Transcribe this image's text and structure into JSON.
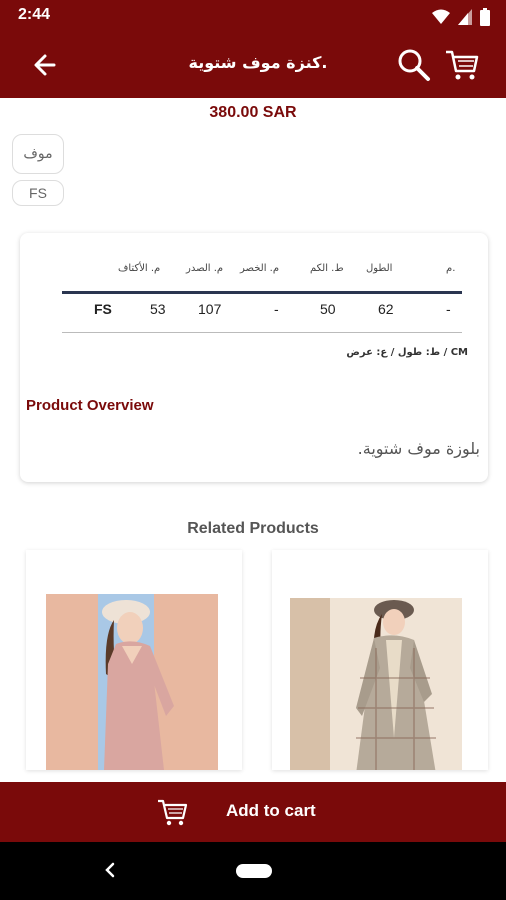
{
  "status_bar": {
    "time": "2:44"
  },
  "app_bar": {
    "title": "كنزة موف شتوية."
  },
  "product": {
    "price": "380.00 SAR",
    "color_option": "موف",
    "size_option": "FS"
  },
  "size_table": {
    "headers": [
      "م. الأكتاف",
      "م. الصدر",
      "م. الخصر",
      "ط. الكم",
      "الطول",
      "م."
    ],
    "row": [
      "FS",
      "53",
      "107",
      "-",
      "50",
      "62",
      "-"
    ],
    "note": "ط: طول / ع: عرض / CM"
  },
  "overview": {
    "title": "Product Overview",
    "text": "بلوزة موف شتوية."
  },
  "related": {
    "title": "Related Products"
  },
  "add_to_cart": {
    "label": "Add to cart"
  },
  "colors": {
    "brand": "#7a0a0a",
    "table_rule": "#2a3550"
  }
}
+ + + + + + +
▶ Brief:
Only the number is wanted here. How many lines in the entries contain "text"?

▶ Exercise output:
2